[Extracted data entries]
=== Section Start ===

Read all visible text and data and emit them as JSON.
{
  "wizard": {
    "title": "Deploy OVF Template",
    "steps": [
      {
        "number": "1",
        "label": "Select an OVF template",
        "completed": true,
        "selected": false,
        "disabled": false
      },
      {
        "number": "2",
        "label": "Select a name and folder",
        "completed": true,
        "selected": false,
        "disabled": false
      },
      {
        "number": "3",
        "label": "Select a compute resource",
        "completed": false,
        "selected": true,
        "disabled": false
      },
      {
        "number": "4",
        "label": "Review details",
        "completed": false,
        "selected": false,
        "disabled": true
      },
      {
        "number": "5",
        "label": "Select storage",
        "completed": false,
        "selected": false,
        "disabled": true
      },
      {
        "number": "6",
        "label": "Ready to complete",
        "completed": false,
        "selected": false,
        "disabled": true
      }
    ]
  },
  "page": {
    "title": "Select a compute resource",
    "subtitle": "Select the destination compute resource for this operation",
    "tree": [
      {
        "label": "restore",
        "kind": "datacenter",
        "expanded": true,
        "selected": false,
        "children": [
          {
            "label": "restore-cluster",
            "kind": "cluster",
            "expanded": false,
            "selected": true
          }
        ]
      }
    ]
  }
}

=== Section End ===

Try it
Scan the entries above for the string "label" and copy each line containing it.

Output of the task
        "label": "Select an OVF template",
        "label": "Select a name and folder",
        "label": "Select a compute resource",
        "label": "Review details",
        "label": "Select storage",
        "label": "Ready to complete",
        "label": "restore",
            "label": "restore-cluster",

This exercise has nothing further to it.